|Radiation Source||4-Tesla superconducting wavelength shifter|
|Photon Energy||8 keV|
|Flux||109 photons/second at 100 mA|
|End-station||mardtb single-axis goniometer system|
|Cryogenic system||100K with Oxford Cryosystems: 700 series cryostream nitrogen cooler|
|Detector||marCCD with 165 mm in diameter (21,000 mm2)|
|Crystal-to-detector distance||Up to 390 mm|
Principle X-ray diffraction data measurement from macromolecule crystals has enabled the determination of atomic structures. When the crystal containing macromolecules is struck by an X-ray beam, the X-rays interact with electrons in the atoms of macromolecules and be diffracted in many directions, resulting in a diffraction pattern recorded on the detector.
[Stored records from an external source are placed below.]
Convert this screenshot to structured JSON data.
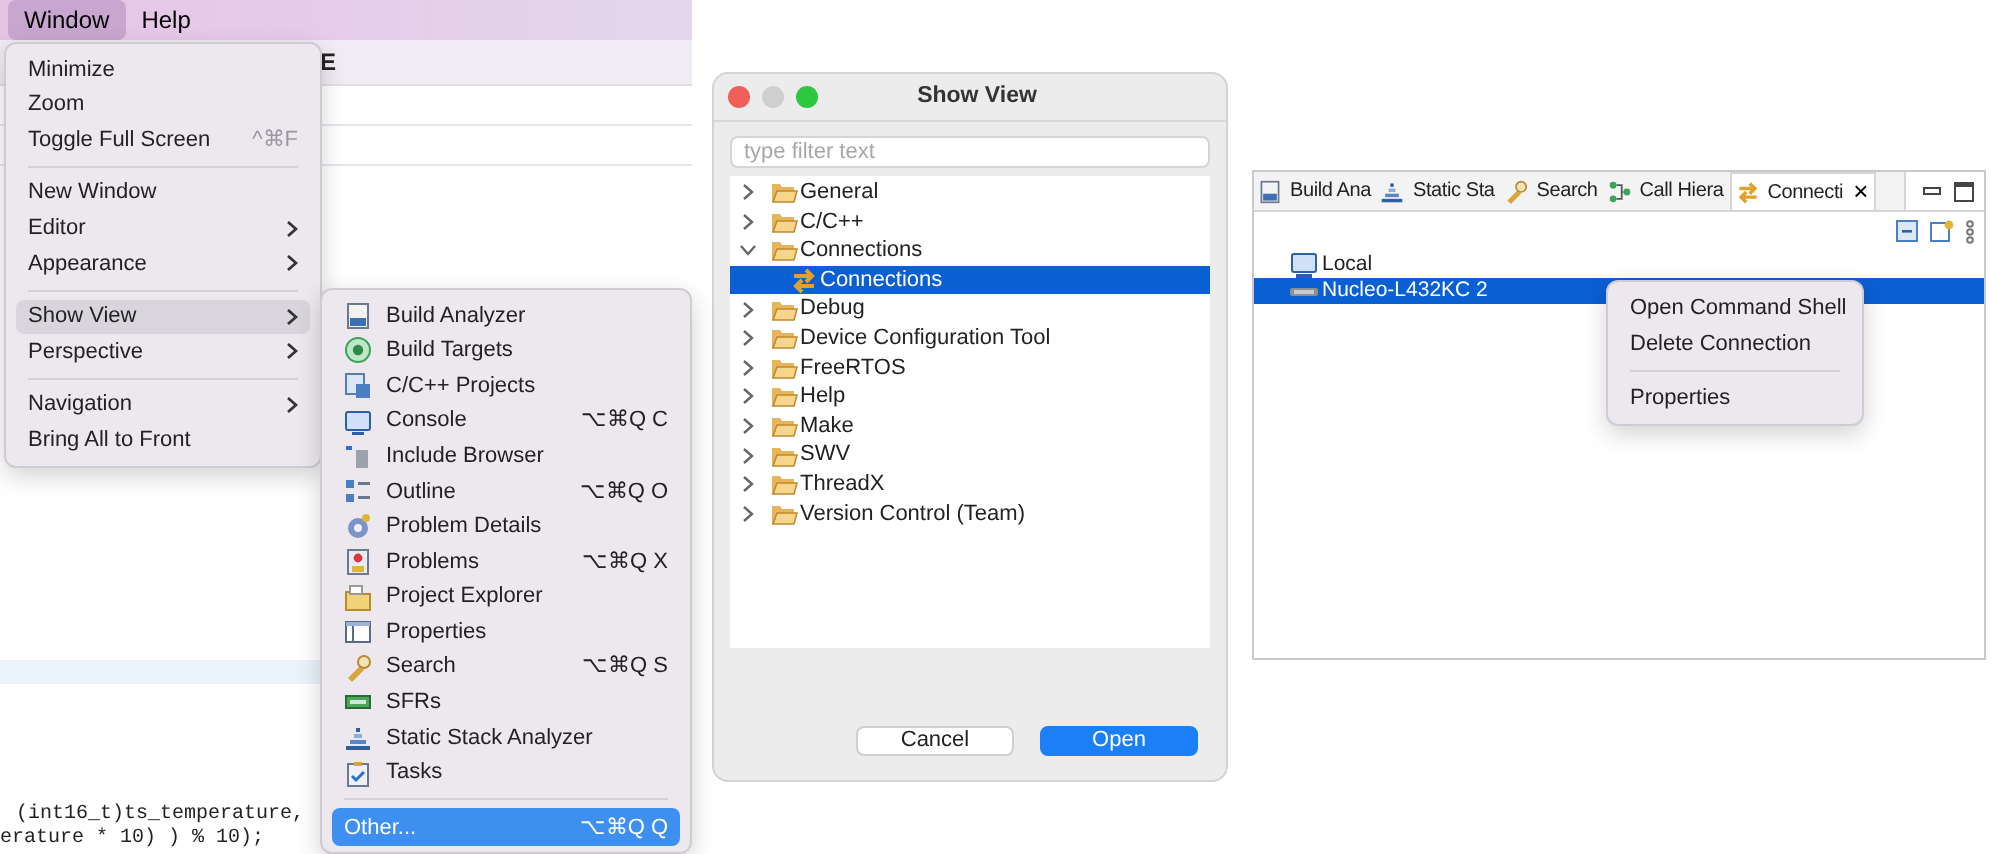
{
  "menubar": {
    "items": [
      {
        "label": "Window",
        "selected": true
      },
      {
        "label": "Help",
        "selected": false
      }
    ]
  },
  "editor": {
    "header": "E",
    "code_lines": [
      "(int16_t)ts_temperature,",
      "erature * 10) ) % 10);"
    ]
  },
  "window_menu": {
    "sections": [
      [
        {
          "label": "Minimize",
          "submenu": false,
          "selected": false
        },
        {
          "label": "Zoom",
          "submenu": false,
          "selected": false
        },
        {
          "label": "Toggle Full Screen",
          "shortcut": "^⌘F",
          "submenu": false,
          "selected": false
        }
      ],
      [
        {
          "label": "New Window",
          "submenu": false,
          "selected": false
        },
        {
          "label": "Editor",
          "submenu": true,
          "selected": false
        },
        {
          "label": "Appearance",
          "submenu": true,
          "selected": false
        }
      ],
      [
        {
          "label": "Show View",
          "submenu": true,
          "selected": true
        },
        {
          "label": "Perspective",
          "submenu": true,
          "selected": false
        }
      ],
      [
        {
          "label": "Navigation",
          "submenu": true,
          "selected": false
        },
        {
          "label": "Bring All to Front",
          "submenu": false,
          "selected": false
        }
      ]
    ]
  },
  "show_view_menu": {
    "items": [
      {
        "label": "Build Analyzer"
      },
      {
        "label": "Build Targets"
      },
      {
        "label": "C/C++ Projects"
      },
      {
        "label": "Console",
        "shortcut": "⌥⌘Q C"
      },
      {
        "label": "Include Browser"
      },
      {
        "label": "Outline",
        "shortcut": "⌥⌘Q O"
      },
      {
        "label": "Problem Details"
      },
      {
        "label": "Problems",
        "shortcut": "⌥⌘Q X"
      },
      {
        "label": "Project Explorer"
      },
      {
        "label": "Properties"
      },
      {
        "label": "Search",
        "shortcut": "⌥⌘Q S"
      },
      {
        "label": "SFRs"
      },
      {
        "label": "Static Stack Analyzer"
      },
      {
        "label": "Tasks"
      }
    ],
    "footer": {
      "label": "Other...",
      "shortcut": "⌥⌘Q Q",
      "selected": true
    }
  },
  "dialog": {
    "title": "Show View",
    "filter": {
      "placeholder": "type filter text"
    },
    "tree": [
      {
        "label": "General",
        "expanded": false,
        "selected": false
      },
      {
        "label": "C/C++",
        "expanded": false,
        "selected": false
      },
      {
        "label": "Connections",
        "expanded": true,
        "selected": false,
        "children": [
          {
            "label": "Connections",
            "selected": true
          }
        ]
      },
      {
        "label": "Debug",
        "expanded": false,
        "selected": false
      },
      {
        "label": "Device Configuration Tool",
        "expanded": false,
        "selected": false
      },
      {
        "label": "FreeRTOS",
        "expanded": false,
        "selected": false
      },
      {
        "label": "Help",
        "expanded": false,
        "selected": false
      },
      {
        "label": "Make",
        "expanded": false,
        "selected": false
      },
      {
        "label": "SWV",
        "expanded": false,
        "selected": false
      },
      {
        "label": "ThreadX",
        "expanded": false,
        "selected": false
      },
      {
        "label": "Version Control (Team)",
        "expanded": false,
        "selected": false
      }
    ],
    "buttons": [
      {
        "label": "Cancel",
        "default": false
      },
      {
        "label": "Open",
        "default": true
      }
    ]
  },
  "connections_view": {
    "tabs": [
      {
        "label": "Build Ana",
        "selected": false
      },
      {
        "label": "Static Sta",
        "selected": false
      },
      {
        "label": "Search",
        "selected": false
      },
      {
        "label": "Call Hiera",
        "selected": false
      },
      {
        "label": "Connecti",
        "selected": true,
        "close": "×"
      }
    ],
    "items": [
      {
        "label": "Local",
        "selected": false
      },
      {
        "label": "Nucleo-L432KC 2",
        "selected": true
      }
    ],
    "context_menu": {
      "sections": [
        [
          {
            "label": "Open Command Shell"
          },
          {
            "label": "Delete Connection"
          }
        ],
        [
          {
            "label": "Properties"
          }
        ]
      ]
    }
  }
}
From the X-ray data, the electron density map can be reconstructed using mathematical means of a three dimensional periodic function and the 3D-structure of the macromolecule can thus be determined.
Not only the X-ray diffraction data of protein crystals can be collected at the beamline, the X-ray data processing could also be performed on-site using the software programs for macromolecule crystallography e.g. imosflm and CCP4 suites, with the support from our beamline scientists.
Applications This technique is the most commonly used to determine the 3-dimensional structure of macromolecules such as proteins and ligands, providing structural information for a number of applications including rational drug design, structural genomics and enzyme technology.
What 3D structures can do for you?
This page is created by Dr.Nuttawan Pramanpol
Updated on 27/11/2015